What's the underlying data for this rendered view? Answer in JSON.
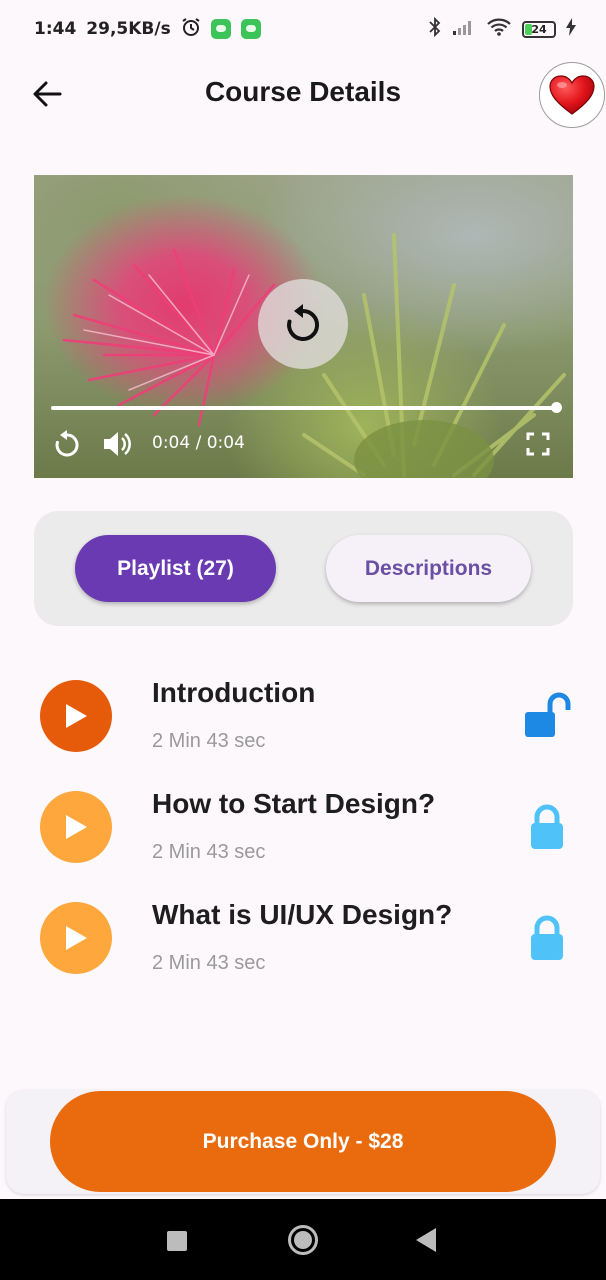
{
  "status_bar": {
    "time": "1:44",
    "speed": "29,5KB/s",
    "battery": "24",
    "icons": [
      "alarm-icon",
      "app-notification-icon",
      "app-notification-icon",
      "bluetooth-icon",
      "signal-icon",
      "wifi-icon",
      "battery-icon",
      "charging-icon"
    ]
  },
  "app_bar": {
    "title": "Course Details",
    "back_icon": "arrow-left-icon",
    "favorite_icon": "heart-icon"
  },
  "video": {
    "time_display": "0:04 / 0:04",
    "progress": 1.0,
    "center_icon": "replay-icon",
    "controls": [
      "replay-icon",
      "volume-icon",
      "fullscreen-icon"
    ]
  },
  "tabs": {
    "playlist": "Playlist (27)",
    "descriptions": "Descriptions",
    "selected": "playlist"
  },
  "lessons": [
    {
      "title": "Introduction",
      "duration": "2 Min 43 sec",
      "locked": false,
      "play_color": "#e55b0a",
      "lock_color": "#1e88e5"
    },
    {
      "title": "How to Start Design?",
      "duration": "2 Min 43 sec",
      "locked": true,
      "play_color": "#fda73c",
      "lock_color": "#4fc3f7"
    },
    {
      "title": "What is UI/UX Design?",
      "duration": "2 Min 43 sec",
      "locked": true,
      "play_color": "#fda73c",
      "lock_color": "#4fc3f7"
    }
  ],
  "purchase": {
    "label": "Purchase Only - $28"
  },
  "colors": {
    "primary": "#6a3ab2",
    "accent": "#e96b0e",
    "background": "#fdf8fc"
  },
  "nav_bar": {
    "icons": [
      "recents-square-icon",
      "home-circle-icon",
      "back-triangle-icon"
    ]
  }
}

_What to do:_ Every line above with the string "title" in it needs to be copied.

_Response:_
    "title": "Course Details",
      "title": "Introduction",
      "title": "How to Start Design?",
      "title": "What is UI/UX Design?",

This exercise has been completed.